▸ The records:
----------------------------------------
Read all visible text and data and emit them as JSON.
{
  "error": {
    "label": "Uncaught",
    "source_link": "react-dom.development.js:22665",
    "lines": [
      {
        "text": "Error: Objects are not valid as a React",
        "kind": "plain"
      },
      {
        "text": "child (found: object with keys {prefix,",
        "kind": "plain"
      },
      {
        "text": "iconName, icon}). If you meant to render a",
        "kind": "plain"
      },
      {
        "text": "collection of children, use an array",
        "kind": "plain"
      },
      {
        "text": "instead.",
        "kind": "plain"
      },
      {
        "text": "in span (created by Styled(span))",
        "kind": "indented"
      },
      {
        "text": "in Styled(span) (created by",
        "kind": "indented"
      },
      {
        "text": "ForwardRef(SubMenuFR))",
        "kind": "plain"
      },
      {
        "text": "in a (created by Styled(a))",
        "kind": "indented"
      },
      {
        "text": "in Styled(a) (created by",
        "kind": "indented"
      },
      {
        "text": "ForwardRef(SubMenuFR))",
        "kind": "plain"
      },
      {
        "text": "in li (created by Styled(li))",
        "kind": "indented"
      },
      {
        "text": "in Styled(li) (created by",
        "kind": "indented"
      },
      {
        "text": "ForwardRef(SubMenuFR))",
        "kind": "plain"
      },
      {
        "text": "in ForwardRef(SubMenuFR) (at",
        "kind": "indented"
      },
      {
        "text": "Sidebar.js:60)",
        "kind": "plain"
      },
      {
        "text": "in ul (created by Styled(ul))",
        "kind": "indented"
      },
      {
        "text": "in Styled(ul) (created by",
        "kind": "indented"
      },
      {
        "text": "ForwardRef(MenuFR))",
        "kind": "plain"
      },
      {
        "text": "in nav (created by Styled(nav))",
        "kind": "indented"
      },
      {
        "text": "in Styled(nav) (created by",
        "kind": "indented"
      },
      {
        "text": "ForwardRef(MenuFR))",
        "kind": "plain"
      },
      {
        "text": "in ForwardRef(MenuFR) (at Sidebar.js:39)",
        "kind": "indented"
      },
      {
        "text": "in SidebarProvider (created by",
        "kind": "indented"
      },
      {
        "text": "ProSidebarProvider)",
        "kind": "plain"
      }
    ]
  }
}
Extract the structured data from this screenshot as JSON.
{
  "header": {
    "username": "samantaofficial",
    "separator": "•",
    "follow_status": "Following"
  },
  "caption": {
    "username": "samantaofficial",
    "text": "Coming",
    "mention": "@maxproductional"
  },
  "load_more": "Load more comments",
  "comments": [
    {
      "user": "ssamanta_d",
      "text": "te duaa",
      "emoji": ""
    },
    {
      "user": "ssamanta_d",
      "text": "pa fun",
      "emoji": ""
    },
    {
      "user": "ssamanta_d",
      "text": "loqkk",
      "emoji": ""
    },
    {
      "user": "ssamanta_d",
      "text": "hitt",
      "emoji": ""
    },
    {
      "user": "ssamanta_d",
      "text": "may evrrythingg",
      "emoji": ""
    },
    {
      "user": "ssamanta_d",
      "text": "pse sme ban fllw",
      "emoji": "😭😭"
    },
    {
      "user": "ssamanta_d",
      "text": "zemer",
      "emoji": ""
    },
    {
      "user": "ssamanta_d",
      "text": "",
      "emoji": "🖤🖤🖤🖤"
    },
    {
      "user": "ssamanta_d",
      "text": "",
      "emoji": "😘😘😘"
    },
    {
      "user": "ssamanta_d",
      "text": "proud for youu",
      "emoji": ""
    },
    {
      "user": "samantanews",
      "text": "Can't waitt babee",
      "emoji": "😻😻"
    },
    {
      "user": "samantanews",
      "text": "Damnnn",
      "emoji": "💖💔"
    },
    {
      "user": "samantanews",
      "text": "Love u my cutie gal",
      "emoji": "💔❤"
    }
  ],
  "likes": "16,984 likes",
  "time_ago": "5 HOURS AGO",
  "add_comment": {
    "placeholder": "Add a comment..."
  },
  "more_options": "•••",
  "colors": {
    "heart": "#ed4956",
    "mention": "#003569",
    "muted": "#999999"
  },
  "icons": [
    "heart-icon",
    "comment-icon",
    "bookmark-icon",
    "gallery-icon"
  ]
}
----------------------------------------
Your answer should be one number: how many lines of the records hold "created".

11